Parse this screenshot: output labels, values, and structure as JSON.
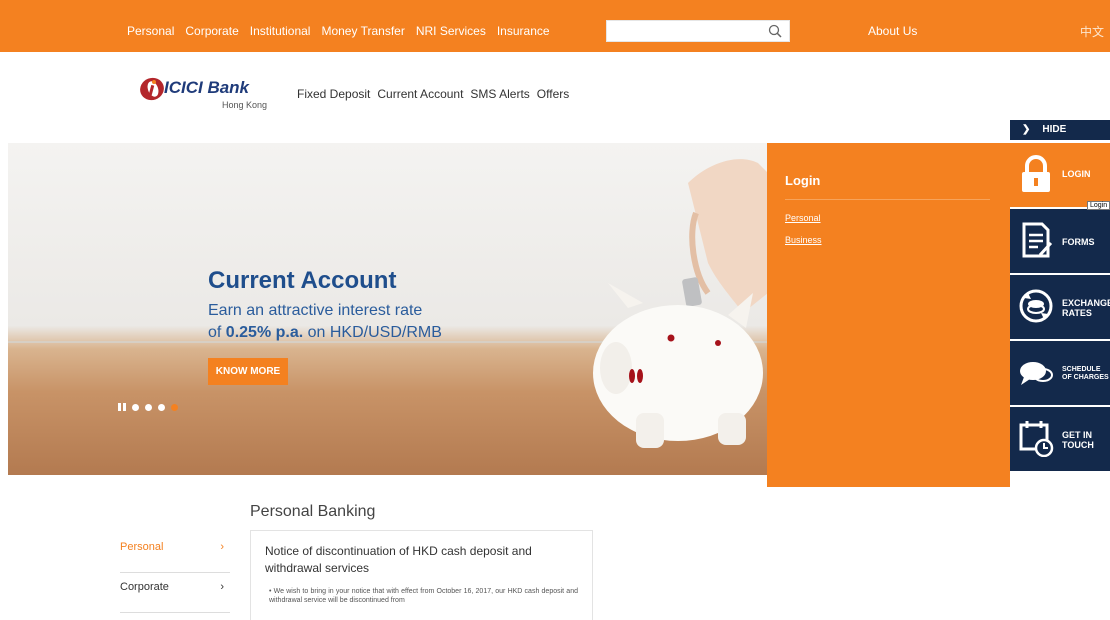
{
  "topnav": {
    "items": [
      "Personal",
      "Corporate",
      "Institutional",
      "Money Transfer",
      "NRI Services",
      "Insurance"
    ],
    "search_placeholder": "",
    "about": "About Us",
    "lang": "中文"
  },
  "brand": {
    "name": "ICICI Bank",
    "sub": "Hong Kong"
  },
  "subnav": [
    "Fixed Deposit",
    "Current Account",
    "SMS Alerts",
    "Offers"
  ],
  "hero": {
    "title": "Current Account",
    "line1": "Earn an attractive interest rate",
    "line2_prefix": "of ",
    "line2_bold": "0.25% p.a.",
    "line2_suffix": " on HKD/USD/RMB",
    "button": "KNOW MORE",
    "slides": 4,
    "active_slide": 4
  },
  "login_panel": {
    "title": "Login",
    "links": [
      "Personal",
      "Business"
    ]
  },
  "rail": {
    "hide": "HIDE",
    "tooltip": "Login",
    "items": [
      {
        "label": [
          "LOGIN"
        ]
      },
      {
        "label": [
          "FORMS"
        ]
      },
      {
        "label": [
          "EXCHANGE",
          "RATES"
        ]
      },
      {
        "label": [
          "SCHEDULE",
          "OF CHARGES"
        ]
      },
      {
        "label": [
          "GET IN",
          "TOUCH"
        ]
      }
    ]
  },
  "left_menu": [
    {
      "label": "Personal",
      "active": true
    },
    {
      "label": "Corporate",
      "active": false
    }
  ],
  "content": {
    "section_title": "Personal Banking",
    "notice_title": "Notice of discontinuation of HKD cash deposit and withdrawal services",
    "notice_body": "• We wish to bring in your notice that with effect from October 16, 2017, our HKD cash deposit and withdrawal service will be discontinued from"
  },
  "colors": {
    "brand_orange": "#f48120",
    "navy": "#13294b",
    "blue_text": "#1f4e8c"
  }
}
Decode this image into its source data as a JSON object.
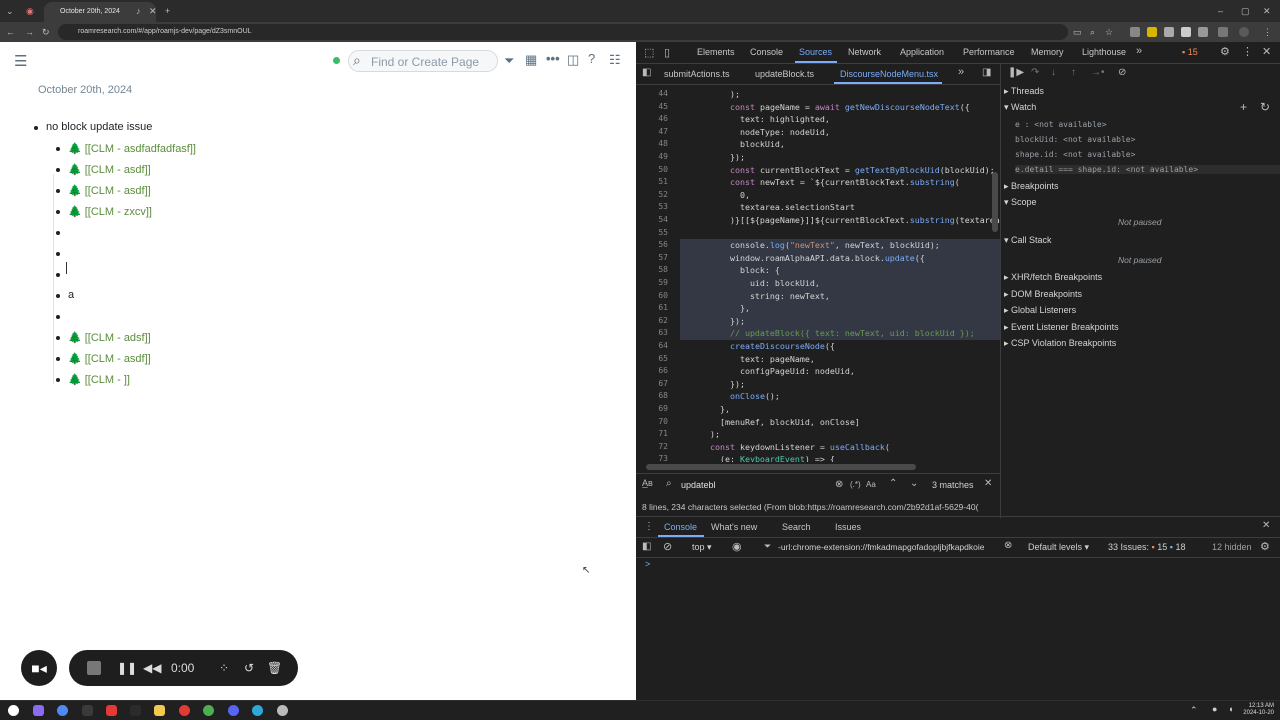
{
  "browser": {
    "tab_title": "October 20th, 2024",
    "url": "roamresearch.com/#/app/roamjs-dev/page/dZ3smnOUL"
  },
  "roam": {
    "search_placeholder": "Find or Create Page",
    "page_title": "October 20th, 2024",
    "blocks": [
      {
        "text": "no block update issue",
        "level": 0,
        "ref": false
      },
      {
        "text": "[[CLM - asdfadfadfasf]]",
        "level": 1,
        "ref": true
      },
      {
        "text": "[[CLM - asdf]]",
        "level": 1,
        "ref": true
      },
      {
        "text": "[[CLM - asdf]]",
        "level": 1,
        "ref": true
      },
      {
        "text": "[[CLM - zxcv]]",
        "level": 1,
        "ref": true
      },
      {
        "text": "",
        "level": 1,
        "ref": false
      },
      {
        "text": "",
        "level": 1,
        "ref": false
      },
      {
        "text": "",
        "level": 1,
        "ref": false
      },
      {
        "text": "a",
        "level": 1,
        "ref": false
      },
      {
        "text": "",
        "level": 1,
        "ref": false
      },
      {
        "text": "[[CLM - adsf]]",
        "level": 1,
        "ref": true
      },
      {
        "text": "[[CLM - asdf]]",
        "level": 1,
        "ref": true
      },
      {
        "text": "[[CLM - ]]",
        "level": 1,
        "ref": true
      }
    ]
  },
  "recorder": {
    "time": "0:00"
  },
  "devtools": {
    "tabs": [
      "Elements",
      "Console",
      "Sources",
      "Network",
      "Application",
      "Performance",
      "Memory",
      "Lighthouse"
    ],
    "active_tab": "Sources",
    "issue_count": "15",
    "file_tabs": [
      "submitActions.ts",
      "updateBlock.ts",
      "DiscourseNodeMenu.tsx"
    ],
    "active_file": "DiscourseNodeMenu.tsx",
    "code_lines": [
      {
        "n": "44",
        "t": "        );"
      },
      {
        "n": "45",
        "t": "        const pageName = await getNewDiscourseNodeText({"
      },
      {
        "n": "46",
        "t": "          text: highlighted,"
      },
      {
        "n": "47",
        "t": "          nodeType: nodeUid,"
      },
      {
        "n": "48",
        "t": "          blockUid,"
      },
      {
        "n": "49",
        "t": "        });"
      },
      {
        "n": "50",
        "t": "        const currentBlockText = getTextByBlockUid(blockUid);"
      },
      {
        "n": "51",
        "t": "        const newText = `${currentBlockText.substring("
      },
      {
        "n": "52",
        "t": "          0,"
      },
      {
        "n": "53",
        "t": "          textarea.selectionStart"
      },
      {
        "n": "54",
        "t": "        )}[[${pageName}]]${currentBlockText.substring(textarea.se"
      },
      {
        "n": "55",
        "t": ""
      },
      {
        "n": "56",
        "t": "        console.log(\"newText\", newText, blockUid);"
      },
      {
        "n": "57",
        "t": "        window.roamAlphaAPI.data.block.update({"
      },
      {
        "n": "58",
        "t": "          block: {"
      },
      {
        "n": "59",
        "t": "            uid: blockUid,"
      },
      {
        "n": "60",
        "t": "            string: newText,"
      },
      {
        "n": "61",
        "t": "          },"
      },
      {
        "n": "62",
        "t": "        });"
      },
      {
        "n": "63",
        "t": "        // updateBlock({ text: newText, uid: blockUid });"
      },
      {
        "n": "64",
        "t": "        createDiscourseNode({"
      },
      {
        "n": "65",
        "t": "          text: pageName,"
      },
      {
        "n": "66",
        "t": "          configPageUid: nodeUid,"
      },
      {
        "n": "67",
        "t": "        });"
      },
      {
        "n": "68",
        "t": "        onClose();"
      },
      {
        "n": "69",
        "t": "      },"
      },
      {
        "n": "70",
        "t": "      [menuRef, blockUid, onClose]"
      },
      {
        "n": "71",
        "t": "    );"
      },
      {
        "n": "72",
        "t": "    const keydownListener = useCallback("
      },
      {
        "n": "73",
        "t": "      (e: KeyboardEvent) => {"
      }
    ],
    "debugger": {
      "threads": "Threads",
      "watch": "Watch",
      "watch_items": [
        "e  : <not available>",
        "blockUid: <not available>",
        "shape.id: <not available>",
        "e.detail === shape.id: <not available>"
      ],
      "breakpoints": "Breakpoints",
      "scope": "Scope",
      "not_paused": "Not paused",
      "call_stack": "Call Stack",
      "not_paused_2": "Not paused",
      "other": [
        "XHR/fetch Breakpoints",
        "DOM Breakpoints",
        "Global Listeners",
        "Event Listener Breakpoints",
        "CSP Violation Breakpoints"
      ]
    },
    "find": {
      "query": "updatebl",
      "matches": "3 matches",
      "regex": "(.*)",
      "case": "Aa"
    },
    "status": "8 lines, 234 characters selected  (From blob:https://roamresearch.com/2b92d1af-5629-40(",
    "drawer_tabs": [
      "Console",
      "What's new",
      "Search",
      "Issues"
    ],
    "console": {
      "context": "top",
      "filter": "-url:chrome-extension://fmkadmapgofadopljbjfkapdkoie",
      "levels": "Default levels",
      "issues": "33 Issues:",
      "warn_count": "15",
      "info_count": "18",
      "hidden": "12 hidden",
      "prompt": ">"
    }
  },
  "taskbar": {
    "time": "12:13 AM",
    "date": "2024-10-20"
  }
}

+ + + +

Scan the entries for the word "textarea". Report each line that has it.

        "t": "          textarea.selectionStart"
        "t": "        )}[[${pageName}]]${currentBlockText.substring(textarea.se"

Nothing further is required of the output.